• [WORKING DATA]
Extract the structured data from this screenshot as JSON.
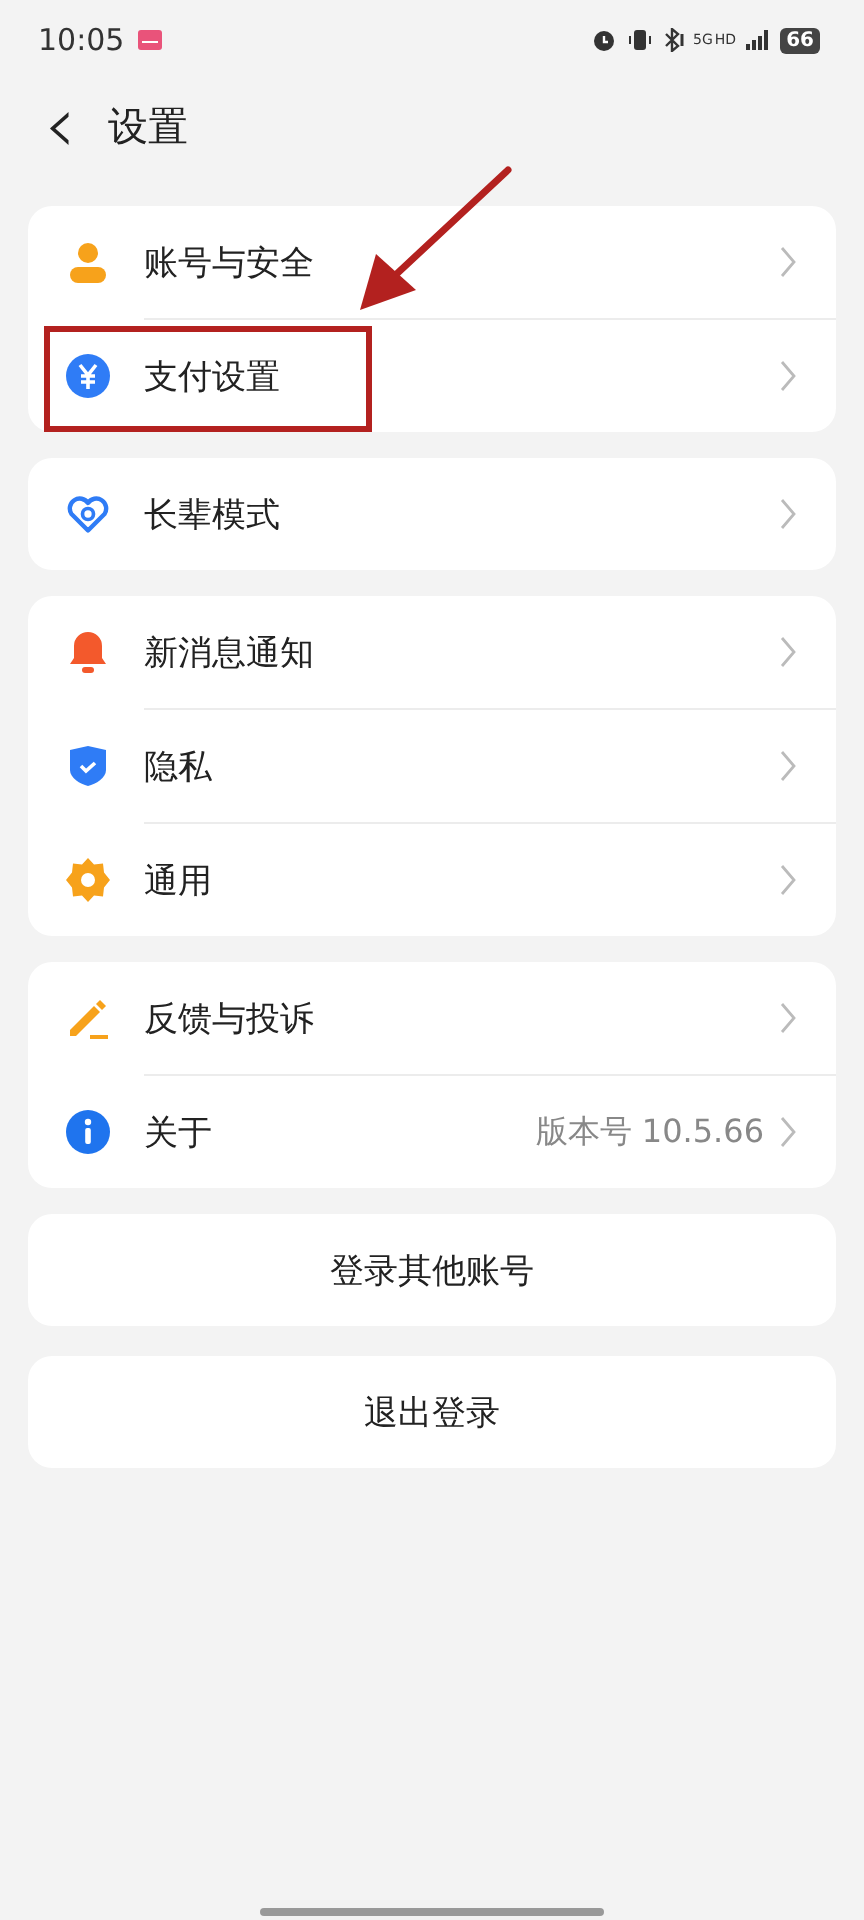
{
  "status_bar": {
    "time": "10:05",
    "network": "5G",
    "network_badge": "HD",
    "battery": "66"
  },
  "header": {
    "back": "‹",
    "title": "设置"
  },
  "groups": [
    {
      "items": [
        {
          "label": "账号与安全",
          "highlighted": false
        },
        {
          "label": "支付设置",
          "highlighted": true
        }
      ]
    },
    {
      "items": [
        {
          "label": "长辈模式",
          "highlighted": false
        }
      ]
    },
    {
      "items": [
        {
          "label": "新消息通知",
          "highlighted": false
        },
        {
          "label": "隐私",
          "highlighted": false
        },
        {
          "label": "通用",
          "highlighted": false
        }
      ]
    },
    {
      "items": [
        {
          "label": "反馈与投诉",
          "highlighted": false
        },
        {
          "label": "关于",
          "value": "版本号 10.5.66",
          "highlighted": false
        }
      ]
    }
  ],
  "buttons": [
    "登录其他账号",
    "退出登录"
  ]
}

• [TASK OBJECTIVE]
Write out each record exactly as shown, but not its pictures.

• [EXERCISE RESPONSE]
Extract the structured data from this screenshot as JSON.
{
  "status_bar": {
    "time": "10:05",
    "network": "5G",
    "network_badge": "HD",
    "battery": "66"
  },
  "header": {
    "back": "‹",
    "title": "设置"
  },
  "groups": [
    {
      "items": [
        {
          "label": "账号与安全",
          "highlighted": false
        },
        {
          "label": "支付设置",
          "highlighted": true
        }
      ]
    },
    {
      "items": [
        {
          "label": "长辈模式",
          "highlighted": false
        }
      ]
    },
    {
      "items": [
        {
          "label": "新消息通知",
          "highlighted": false
        },
        {
          "label": "隐私",
          "highlighted": false
        },
        {
          "label": "通用",
          "highlighted": false
        }
      ]
    },
    {
      "items": [
        {
          "label": "反馈与投诉",
          "highlighted": false
        },
        {
          "label": "关于",
          "value": "版本号 10.5.66",
          "highlighted": false
        }
      ]
    }
  ],
  "buttons": [
    "登录其他账号",
    "退出登录"
  ]
}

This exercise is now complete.